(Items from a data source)
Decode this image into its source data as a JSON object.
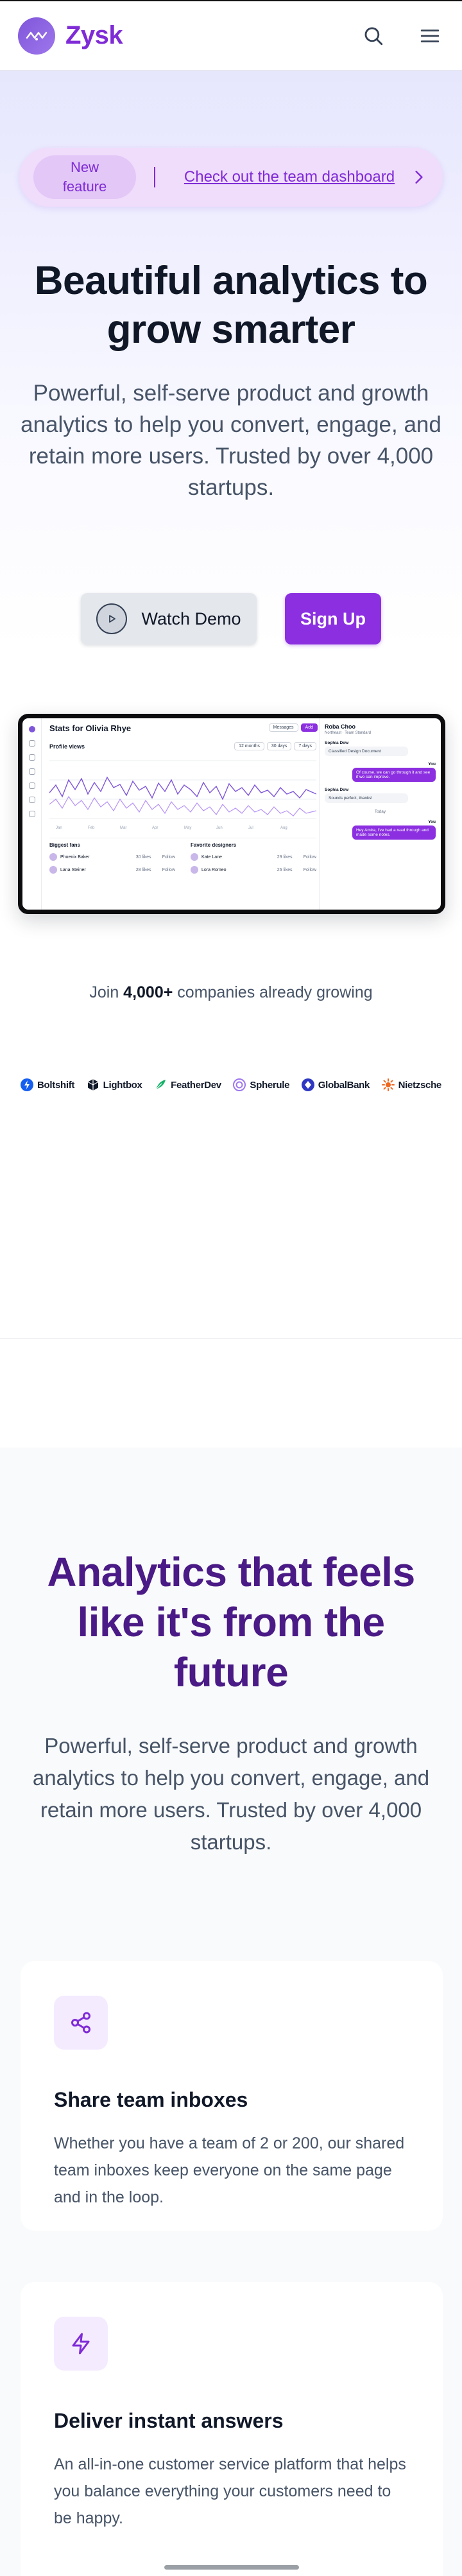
{
  "header": {
    "brand_name": "Zysk",
    "icons": [
      "logo-mark",
      "search-icon",
      "menu-icon"
    ]
  },
  "announcement": {
    "badge": "New feature",
    "link_text": "Check out the team dashboard",
    "icon": "chevron-right-icon"
  },
  "hero": {
    "title": "Beautiful analytics to grow smarter",
    "subtitle": "Powerful, self-serve product and growth analytics to help you convert, engage, and retain more users. Trusted by over 4,000 startups.",
    "demo_label": "Watch Demo",
    "signup_label": "Sign Up"
  },
  "mockup": {
    "title": "Stats for Olivia Rhye",
    "btn_messages": "Messages",
    "btn_add": "Add",
    "section": "Profile views",
    "ranges": [
      "12 months",
      "30 days",
      "7 days"
    ],
    "list1_title": "Biggest fans",
    "list2_title": "Favorite designers",
    "list1": [
      {
        "name": "Phoenix Baker",
        "meta": "30 likes",
        "act": "Follow"
      },
      {
        "name": "Lana Steiner",
        "meta": "28 likes",
        "act": "Follow"
      }
    ],
    "list2": [
      {
        "name": "Kate Lane",
        "meta": "29 likes",
        "act": "Follow"
      },
      {
        "name": "Lora Romeo",
        "meta": "26 likes",
        "act": "Follow"
      }
    ],
    "chat": {
      "name": "Roba Choo",
      "status": "Northeast · Team Standard",
      "m1_who": "Sophia Dow",
      "m1_text": "Classified Design Document",
      "m2_who": "You",
      "m2_text": "Of course, we can go through it and see if we can improve.",
      "m3_who": "Sophia Dow",
      "m3_text": "Sounds perfect, thanks!",
      "today": "Today",
      "m4_who": "You",
      "m4_text": "Hey Amira, I've had a read through and made some notes."
    }
  },
  "social": {
    "join_prefix": "Join ",
    "join_count": "4,000+",
    "join_suffix": " companies already growing",
    "logos": [
      "Boltshift",
      "Lightbox",
      "FeatherDev",
      "Spherule",
      "GlobalBank",
      "Nietzsche"
    ]
  },
  "features": {
    "title": "Analytics that feels like it's from the future",
    "subtitle": "Powerful, self-serve product and growth analytics to help you convert, engage, and retain more users. Trusted by over 4,000 startups.",
    "items": [
      {
        "icon": "share-icon",
        "title": "Share team inboxes",
        "body": "Whether you have a team of 2 or 200, our shared team inboxes keep everyone on the same page and in the loop."
      },
      {
        "icon": "lightning-icon",
        "title": "Deliver instant answers",
        "body": "An all-in-one customer service platform that helps you balance everything your customers need to be happy."
      }
    ]
  },
  "colors": {
    "brand": "#7f2bd6",
    "button_primary": "#8b2fe0",
    "feature_title": "#4a1a86"
  }
}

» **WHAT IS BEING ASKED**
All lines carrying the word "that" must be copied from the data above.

» **RESPONSE TO THIS EXERCISE**
    "title": "Analytics that feels like it's from the future",
        "body": "An all-in-one customer service platform that helps you balance everything your customers need to be happy."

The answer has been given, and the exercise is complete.